Charity when it was desperately needed, frugality and bargain hunting when there was little money, industry to create what people would buy, capitalizing on their innate talents, and, above all, reliance on God their provider. These qualities carried the Von Trapp Family Singers through hard economic times. The government would do well to imitate them.
Through hard work and faith, the Von Trapps demonstrated the principle of the family as an economic unit. The father didn’t go off to a job; he continued the leadership he learned as a Captain in the Austrian navy. Maria, the mother, didn’t take a job for a second income; she taught the whole family activities that, first, enriched their lives and, later, enriched their bank account.
Above all, the whole family religiously (in a good sense) practiced faith in a loving God and trusted Him to provide when things were needed. And God’s people generously gave of what they had when the Von Trapps came penniless to America and desperately needed housing and furniture.
When they were rich in Austria and able to buy materials and tools, Maria taught the large family she married into how to make Christmas gifts for each other. Made with love and no small talent, these gifts were enjoyed for their thoughtfulness, their rightness for each person. Years later in America, during a Summer of little money, individual family members applied their crafting talents to woodworking, ceramics, carpentry, leatherwork, and jewelry. These sold quickly and orders kept them busy, providing the necessary income. Maria also learned about the bargains for valuable items to be found at auctions. She wrote of walking in the footsteps of American pioneers.
And, of course, Maria introduced the whole family to music – both vocal and instrumental. With occasional help from experts, she built the family of talented musicians into the Trapp Family Singers. She secured the friendship of a manager who sent them on tour after tour across the US until the nation entered WWII.
She grabbed up a C.C.C. camp being abandoned by the government and the family turned it into Von Trapp Music Camp. They welcomed guests from around the country and taught them music – vocal and instrumental – to be enjoyed outside the theater or drawing room.
Certainly, the Von Trapps were gifted with musical talent, the ability to do crafts, and a desire to work hard for the sake of the whole family. They also desired to share their gifts with the people around them. And people paid well for what the Von Trapps had to offer. These values enabled the American pioneers to build this great nation. Returning to them would restore our moral and economic might.

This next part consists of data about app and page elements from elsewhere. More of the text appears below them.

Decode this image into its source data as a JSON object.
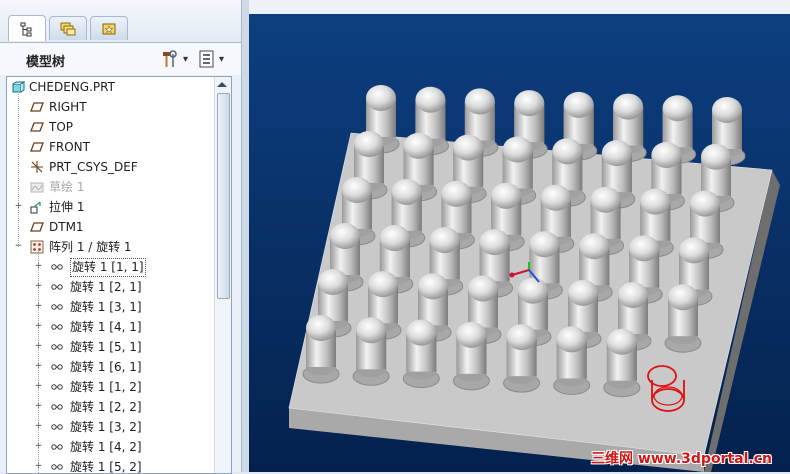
{
  "panel": {
    "title": "模型树",
    "tabs": [
      {
        "name": "model-tree-tab",
        "icon": "model-tree-icon",
        "active": true
      },
      {
        "name": "folder-browser-tab",
        "icon": "folder-icon",
        "active": false
      },
      {
        "name": "favorites-tab",
        "icon": "favorites-icon",
        "active": false
      }
    ],
    "tools": [
      {
        "name": "settings-tool",
        "icon": "hammer-wrench-icon",
        "dropdown": "▾"
      },
      {
        "name": "show-tool",
        "icon": "list-icon",
        "dropdown": "▾"
      }
    ]
  },
  "tree": {
    "items": [
      {
        "label": "CHEDENG.PRT",
        "icon": "part-icon",
        "level": 0,
        "expander": "",
        "style": "normal"
      },
      {
        "label": "RIGHT",
        "icon": "datum-plane-icon",
        "level": 1,
        "expander": "",
        "style": "normal"
      },
      {
        "label": "TOP",
        "icon": "datum-plane-icon",
        "level": 1,
        "expander": "",
        "style": "normal"
      },
      {
        "label": "FRONT",
        "icon": "datum-plane-icon",
        "level": 1,
        "expander": "",
        "style": "normal"
      },
      {
        "label": "PRT_CSYS_DEF",
        "icon": "coordinate-system-icon",
        "level": 1,
        "expander": "",
        "style": "normal"
      },
      {
        "label": "草绘 1",
        "icon": "sketch-icon",
        "level": 1,
        "expander": "",
        "style": "dim"
      },
      {
        "label": "拉伸 1",
        "icon": "extrude-icon",
        "level": 1,
        "expander": "+",
        "style": "normal"
      },
      {
        "label": "DTM1",
        "icon": "datum-plane-icon",
        "level": 1,
        "expander": "",
        "style": "normal"
      },
      {
        "label": "阵列 1 / 旋转 1",
        "icon": "pattern-icon",
        "level": 1,
        "expander": "−",
        "style": "normal"
      },
      {
        "label": "旋转 1 [1, 1]",
        "icon": "revolve-icon",
        "level": 2,
        "expander": "+",
        "style": "selected"
      },
      {
        "label": "旋转 1 [2, 1]",
        "icon": "revolve-icon",
        "level": 2,
        "expander": "+",
        "style": "normal"
      },
      {
        "label": "旋转 1 [3, 1]",
        "icon": "revolve-icon",
        "level": 2,
        "expander": "+",
        "style": "normal"
      },
      {
        "label": "旋转 1 [4, 1]",
        "icon": "revolve-icon",
        "level": 2,
        "expander": "+",
        "style": "normal"
      },
      {
        "label": "旋转 1 [5, 1]",
        "icon": "revolve-icon",
        "level": 2,
        "expander": "+",
        "style": "normal"
      },
      {
        "label": "旋转 1 [6, 1]",
        "icon": "revolve-icon",
        "level": 2,
        "expander": "+",
        "style": "normal"
      },
      {
        "label": "旋转 1 [1, 2]",
        "icon": "revolve-icon",
        "level": 2,
        "expander": "+",
        "style": "normal"
      },
      {
        "label": "旋转 1 [2, 2]",
        "icon": "revolve-icon",
        "level": 2,
        "expander": "+",
        "style": "normal"
      },
      {
        "label": "旋转 1 [3, 2]",
        "icon": "revolve-icon",
        "level": 2,
        "expander": "+",
        "style": "normal"
      },
      {
        "label": "旋转 1 [4, 2]",
        "icon": "revolve-icon",
        "level": 2,
        "expander": "+",
        "style": "normal"
      },
      {
        "label": "旋转 1 [5, 2]",
        "icon": "revolve-icon",
        "level": 2,
        "expander": "+",
        "style": "normal"
      }
    ]
  },
  "viewport": {
    "model": "pin-grid-plate",
    "pin_rows": 6,
    "pin_cols": 8,
    "highlighted_pin": "red-outline",
    "watermark": "三维网 www.3dportal.cn",
    "colors": {
      "background_top": "#0d3f80",
      "background_bottom": "#04214d",
      "highlight": "#e01010",
      "body": "#c9c9c9"
    }
  }
}
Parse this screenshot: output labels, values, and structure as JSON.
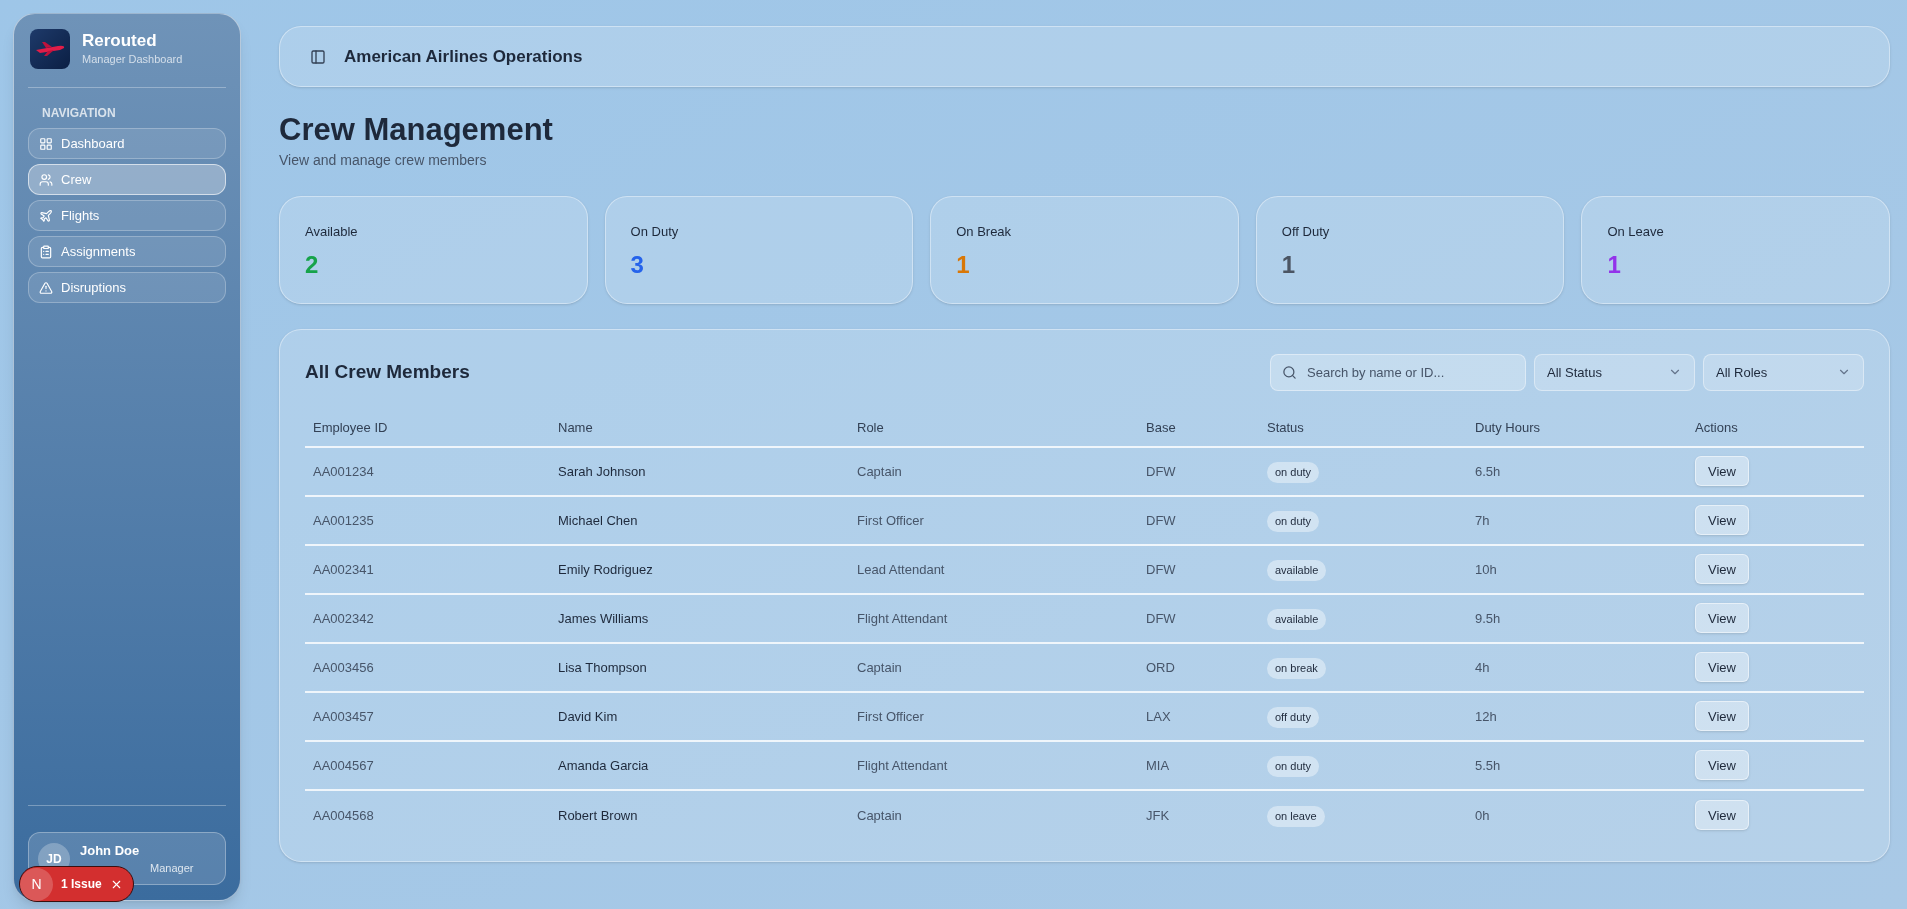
{
  "brand": {
    "name": "Rerouted",
    "subtitle": "Manager Dashboard"
  },
  "nav_heading": "NAVIGATION",
  "nav": [
    {
      "label": "Dashboard",
      "selected": false
    },
    {
      "label": "Crew",
      "selected": true
    },
    {
      "label": "Flights",
      "selected": false
    },
    {
      "label": "Assignments",
      "selected": false
    },
    {
      "label": "Disruptions",
      "selected": false
    }
  ],
  "user": {
    "initials": "JD",
    "name": "John Doe",
    "role": "Manager"
  },
  "issue_toast": {
    "letter": "N",
    "label": "1 Issue"
  },
  "header": {
    "title": "American Airlines Operations"
  },
  "page": {
    "title": "Crew Management",
    "subtitle": "View and manage crew members"
  },
  "stats": [
    {
      "label": "Available",
      "value": "2",
      "color": "#16a34a"
    },
    {
      "label": "On Duty",
      "value": "3",
      "color": "#2563eb"
    },
    {
      "label": "On Break",
      "value": "1",
      "color": "#d97706"
    },
    {
      "label": "Off Duty",
      "value": "1",
      "color": "#4b5563"
    },
    {
      "label": "On Leave",
      "value": "1",
      "color": "#9333ea"
    }
  ],
  "table": {
    "title": "All Crew Members",
    "search": {
      "placeholder": "Search by name or ID..."
    },
    "filters": [
      "All Status",
      "All Roles"
    ],
    "columns": [
      "Employee ID",
      "Name",
      "Role",
      "Base",
      "Status",
      "Duty Hours",
      "Actions"
    ],
    "rows": [
      {
        "id": "AA001234",
        "name": "Sarah Johnson",
        "role": "Captain",
        "base": "DFW",
        "status": "on duty",
        "hours": "6.5h",
        "action": "View"
      },
      {
        "id": "AA001235",
        "name": "Michael Chen",
        "role": "First Officer",
        "base": "DFW",
        "status": "on duty",
        "hours": "7h",
        "action": "View"
      },
      {
        "id": "AA002341",
        "name": "Emily Rodriguez",
        "role": "Lead Attendant",
        "base": "DFW",
        "status": "available",
        "hours": "10h",
        "action": "View"
      },
      {
        "id": "AA002342",
        "name": "James Williams",
        "role": "Flight Attendant",
        "base": "DFW",
        "status": "available",
        "hours": "9.5h",
        "action": "View"
      },
      {
        "id": "AA003456",
        "name": "Lisa Thompson",
        "role": "Captain",
        "base": "ORD",
        "status": "on break",
        "hours": "4h",
        "action": "View"
      },
      {
        "id": "AA003457",
        "name": "David Kim",
        "role": "First Officer",
        "base": "LAX",
        "status": "off duty",
        "hours": "12h",
        "action": "View"
      },
      {
        "id": "AA004567",
        "name": "Amanda Garcia",
        "role": "Flight Attendant",
        "base": "MIA",
        "status": "on duty",
        "hours": "5.5h",
        "action": "View"
      },
      {
        "id": "AA004568",
        "name": "Robert Brown",
        "role": "Captain",
        "base": "JFK",
        "status": "on leave",
        "hours": "0h",
        "action": "View"
      }
    ]
  }
}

What could you do with your family to add value to society and the economy?